Items from an interface collection:
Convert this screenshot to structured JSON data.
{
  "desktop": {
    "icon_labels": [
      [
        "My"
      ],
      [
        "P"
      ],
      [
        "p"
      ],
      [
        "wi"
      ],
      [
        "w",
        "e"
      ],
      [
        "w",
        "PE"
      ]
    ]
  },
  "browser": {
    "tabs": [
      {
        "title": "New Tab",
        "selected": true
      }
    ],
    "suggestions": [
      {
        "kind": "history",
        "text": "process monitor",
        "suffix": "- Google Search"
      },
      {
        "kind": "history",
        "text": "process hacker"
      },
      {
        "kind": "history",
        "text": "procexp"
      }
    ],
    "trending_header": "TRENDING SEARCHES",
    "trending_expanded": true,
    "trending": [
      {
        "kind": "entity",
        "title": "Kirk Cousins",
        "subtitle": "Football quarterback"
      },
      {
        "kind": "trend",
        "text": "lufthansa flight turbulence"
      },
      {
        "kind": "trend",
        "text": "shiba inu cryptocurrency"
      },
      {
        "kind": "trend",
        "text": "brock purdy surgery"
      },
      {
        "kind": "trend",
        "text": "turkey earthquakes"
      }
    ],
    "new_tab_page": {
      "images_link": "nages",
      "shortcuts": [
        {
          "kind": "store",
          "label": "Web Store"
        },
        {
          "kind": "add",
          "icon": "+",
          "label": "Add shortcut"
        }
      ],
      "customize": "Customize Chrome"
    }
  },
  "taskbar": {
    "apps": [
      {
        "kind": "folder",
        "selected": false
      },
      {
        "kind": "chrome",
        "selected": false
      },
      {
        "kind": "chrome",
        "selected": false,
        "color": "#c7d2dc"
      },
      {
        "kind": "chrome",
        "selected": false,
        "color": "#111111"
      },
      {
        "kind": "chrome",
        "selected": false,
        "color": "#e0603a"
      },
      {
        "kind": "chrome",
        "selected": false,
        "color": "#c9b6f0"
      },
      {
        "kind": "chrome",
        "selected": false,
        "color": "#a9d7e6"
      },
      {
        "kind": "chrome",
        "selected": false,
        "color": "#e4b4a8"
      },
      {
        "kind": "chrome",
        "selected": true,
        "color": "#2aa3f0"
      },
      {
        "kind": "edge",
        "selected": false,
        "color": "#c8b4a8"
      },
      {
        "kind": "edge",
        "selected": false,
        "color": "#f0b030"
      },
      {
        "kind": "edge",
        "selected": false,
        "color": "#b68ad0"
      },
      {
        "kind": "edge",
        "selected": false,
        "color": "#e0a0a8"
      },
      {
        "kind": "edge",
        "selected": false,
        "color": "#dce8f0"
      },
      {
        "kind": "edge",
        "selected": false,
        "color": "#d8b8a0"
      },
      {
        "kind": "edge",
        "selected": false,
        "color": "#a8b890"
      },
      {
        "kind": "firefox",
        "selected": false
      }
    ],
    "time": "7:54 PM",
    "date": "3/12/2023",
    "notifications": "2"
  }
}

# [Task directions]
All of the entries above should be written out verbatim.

# [Exercise result]
Convert this screenshot to structured JSON data.
{
  "desktop": {
    "icon_labels": [
      [
        "My"
      ],
      [
        "P"
      ],
      [
        "p"
      ],
      [
        "wi"
      ],
      [
        "w",
        "e"
      ],
      [
        "w",
        "PE"
      ]
    ]
  },
  "browser": {
    "tabs": [
      {
        "title": "New Tab",
        "selected": true
      }
    ],
    "suggestions": [
      {
        "kind": "history",
        "text": "process monitor",
        "suffix": "- Google Search"
      },
      {
        "kind": "history",
        "text": "process hacker"
      },
      {
        "kind": "history",
        "text": "procexp"
      }
    ],
    "trending_header": "TRENDING SEARCHES",
    "trending_expanded": true,
    "trending": [
      {
        "kind": "entity",
        "title": "Kirk Cousins",
        "subtitle": "Football quarterback"
      },
      {
        "kind": "trend",
        "text": "lufthansa flight turbulence"
      },
      {
        "kind": "trend",
        "text": "shiba inu cryptocurrency"
      },
      {
        "kind": "trend",
        "text": "brock purdy surgery"
      },
      {
        "kind": "trend",
        "text": "turkey earthquakes"
      }
    ],
    "new_tab_page": {
      "images_link": "nages",
      "shortcuts": [
        {
          "kind": "store",
          "label": "Web Store"
        },
        {
          "kind": "add",
          "icon": "+",
          "label": "Add shortcut"
        }
      ],
      "customize": "Customize Chrome"
    }
  },
  "taskbar": {
    "apps": [
      {
        "kind": "folder",
        "selected": false
      },
      {
        "kind": "chrome",
        "selected": false
      },
      {
        "kind": "chrome",
        "selected": false,
        "color": "#c7d2dc"
      },
      {
        "kind": "chrome",
        "selected": false,
        "color": "#111111"
      },
      {
        "kind": "chrome",
        "selected": false,
        "color": "#e0603a"
      },
      {
        "kind": "chrome",
        "selected": false,
        "color": "#c9b6f0"
      },
      {
        "kind": "chrome",
        "selected": false,
        "color": "#a9d7e6"
      },
      {
        "kind": "chrome",
        "selected": false,
        "color": "#e4b4a8"
      },
      {
        "kind": "chrome",
        "selected": true,
        "color": "#2aa3f0"
      },
      {
        "kind": "edge",
        "selected": false,
        "color": "#c8b4a8"
      },
      {
        "kind": "edge",
        "selected": false,
        "color": "#f0b030"
      },
      {
        "kind": "edge",
        "selected": false,
        "color": "#b68ad0"
      },
      {
        "kind": "edge",
        "selected": false,
        "color": "#e0a0a8"
      },
      {
        "kind": "edge",
        "selected": false,
        "color": "#dce8f0"
      },
      {
        "kind": "edge",
        "selected": false,
        "color": "#d8b8a0"
      },
      {
        "kind": "edge",
        "selected": false,
        "color": "#a8b890"
      },
      {
        "kind": "firefox",
        "selected": false
      }
    ],
    "time": "7:54 PM",
    "date": "3/12/2023",
    "notifications": "2"
  }
}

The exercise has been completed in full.